The TJX company, parent of TK and TJ Maxx, isn’t the only party looking foolish in the light of last week’s revelation that raiders had rifled through the company’s poorly-protected databases for customer data. UK law-makers too should take a look at their actions – or lack of them.
The theft is said to affect a large number of customers across the US, the UK and Ireland, but the more interesting story from the UK side is that we have found out about such a massive compromise at all. Incredibly, the public reason that TJX had to confess to the worst data theft disaster ever to be publically notified was that it was legally bound to under disclosure laws in its registered state of Massachusetts.
As we’ve never stopped pointing out , there is no compulsion for businesses in the UK to tell customers how their data might have been compromised, or even if it has been secured at all. So, it is thanks to law-makers thousands of miles away that a large number of people in the UK will have to scan their credit card statements for some months to come.

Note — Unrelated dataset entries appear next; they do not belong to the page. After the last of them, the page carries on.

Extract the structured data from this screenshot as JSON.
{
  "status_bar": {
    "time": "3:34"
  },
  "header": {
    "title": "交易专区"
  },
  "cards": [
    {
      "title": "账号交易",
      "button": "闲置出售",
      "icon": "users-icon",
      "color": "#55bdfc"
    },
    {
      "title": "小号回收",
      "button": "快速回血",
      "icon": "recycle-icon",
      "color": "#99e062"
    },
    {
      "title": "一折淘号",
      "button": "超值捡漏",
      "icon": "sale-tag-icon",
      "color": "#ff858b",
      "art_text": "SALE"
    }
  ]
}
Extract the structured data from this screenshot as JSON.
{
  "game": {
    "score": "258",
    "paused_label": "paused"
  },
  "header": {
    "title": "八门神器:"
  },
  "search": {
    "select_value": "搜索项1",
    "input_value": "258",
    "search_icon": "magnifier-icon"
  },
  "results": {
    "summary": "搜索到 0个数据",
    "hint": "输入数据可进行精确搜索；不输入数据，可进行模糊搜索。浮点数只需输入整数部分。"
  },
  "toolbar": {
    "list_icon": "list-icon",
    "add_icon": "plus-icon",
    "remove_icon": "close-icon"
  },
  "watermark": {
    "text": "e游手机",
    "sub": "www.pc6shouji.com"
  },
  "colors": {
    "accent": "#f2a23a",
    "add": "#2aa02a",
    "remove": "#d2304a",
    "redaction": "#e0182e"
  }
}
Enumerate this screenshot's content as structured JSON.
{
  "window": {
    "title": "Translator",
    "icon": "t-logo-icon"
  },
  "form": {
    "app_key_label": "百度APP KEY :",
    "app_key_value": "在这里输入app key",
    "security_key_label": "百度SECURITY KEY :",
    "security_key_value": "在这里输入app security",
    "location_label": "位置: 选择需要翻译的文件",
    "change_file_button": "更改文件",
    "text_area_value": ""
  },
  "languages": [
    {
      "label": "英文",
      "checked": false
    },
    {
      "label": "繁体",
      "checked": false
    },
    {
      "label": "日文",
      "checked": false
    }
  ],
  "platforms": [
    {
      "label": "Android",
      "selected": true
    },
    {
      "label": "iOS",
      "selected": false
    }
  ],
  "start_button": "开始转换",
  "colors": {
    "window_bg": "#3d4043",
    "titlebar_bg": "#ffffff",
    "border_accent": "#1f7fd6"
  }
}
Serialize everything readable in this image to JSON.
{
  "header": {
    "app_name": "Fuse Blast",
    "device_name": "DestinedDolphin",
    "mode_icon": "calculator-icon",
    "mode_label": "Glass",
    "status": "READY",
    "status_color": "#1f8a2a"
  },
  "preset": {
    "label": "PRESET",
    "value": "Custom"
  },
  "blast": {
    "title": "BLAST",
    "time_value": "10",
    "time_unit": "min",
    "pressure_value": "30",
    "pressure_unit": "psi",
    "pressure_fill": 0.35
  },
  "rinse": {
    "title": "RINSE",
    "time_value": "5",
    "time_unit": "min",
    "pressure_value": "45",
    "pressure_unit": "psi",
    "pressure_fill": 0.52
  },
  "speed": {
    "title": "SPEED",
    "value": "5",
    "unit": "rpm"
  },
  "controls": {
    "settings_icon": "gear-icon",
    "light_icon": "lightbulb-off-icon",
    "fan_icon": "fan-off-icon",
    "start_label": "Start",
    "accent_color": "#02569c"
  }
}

Does the UK need similar laws? Yes, but they are not likely to get any in the foreseeable future. Instead, the law that just changed, as of April 1st in fact, is that of disclosing credit and debit card theft to the authorities. From now on, anyone suspecting credit card fraud has to report the theft not to the police, but to the card issuer. There are complex reasons for this change – it promises to make possible better fraud reporting for instance – but it is extraordinary that the card issuers are not required to return the compliment.